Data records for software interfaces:

============================================================

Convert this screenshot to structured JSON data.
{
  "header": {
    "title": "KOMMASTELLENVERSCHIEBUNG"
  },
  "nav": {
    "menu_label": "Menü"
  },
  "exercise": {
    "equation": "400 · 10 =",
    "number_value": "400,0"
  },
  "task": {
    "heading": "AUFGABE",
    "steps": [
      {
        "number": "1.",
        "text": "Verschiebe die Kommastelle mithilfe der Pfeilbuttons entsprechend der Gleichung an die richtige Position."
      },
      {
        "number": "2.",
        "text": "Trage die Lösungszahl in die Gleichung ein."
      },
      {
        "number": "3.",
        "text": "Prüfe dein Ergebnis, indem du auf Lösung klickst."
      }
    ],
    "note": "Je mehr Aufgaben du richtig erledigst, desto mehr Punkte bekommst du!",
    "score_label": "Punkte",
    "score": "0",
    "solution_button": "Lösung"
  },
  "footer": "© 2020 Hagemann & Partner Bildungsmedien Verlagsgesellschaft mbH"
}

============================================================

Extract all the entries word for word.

◆ **Output below**
Convert this screenshot to structured JSON data.
{
  "header": {
    "title": "KOMMASTELLENVERSCHIEBUNG"
  },
  "nav": {
    "menu_label": "Menü"
  },
  "exercise": {
    "equation": "400 · 10 =",
    "number_value": "400,0"
  },
  "task": {
    "heading": "AUFGABE",
    "steps": [
      {
        "number": "1.",
        "text": "Verschiebe die Kommastelle mithilfe der Pfeilbuttons entsprechend der Gleichung an die richtige Position."
      },
      {
        "number": "2.",
        "text": "Trage die Lösungszahl in die Gleichung ein."
      },
      {
        "number": "3.",
        "text": "Prüfe dein Ergebnis, indem du auf Lösung klickst."
      }
    ],
    "note": "Je mehr Aufgaben du richtig erledigst, desto mehr Punkte bekommst du!",
    "score_label": "Punkte",
    "score": "0",
    "solution_button": "Lösung"
  },
  "footer": "© 2020 Hagemann & Partner Bildungsmedien Verlagsgesellschaft mbH"
}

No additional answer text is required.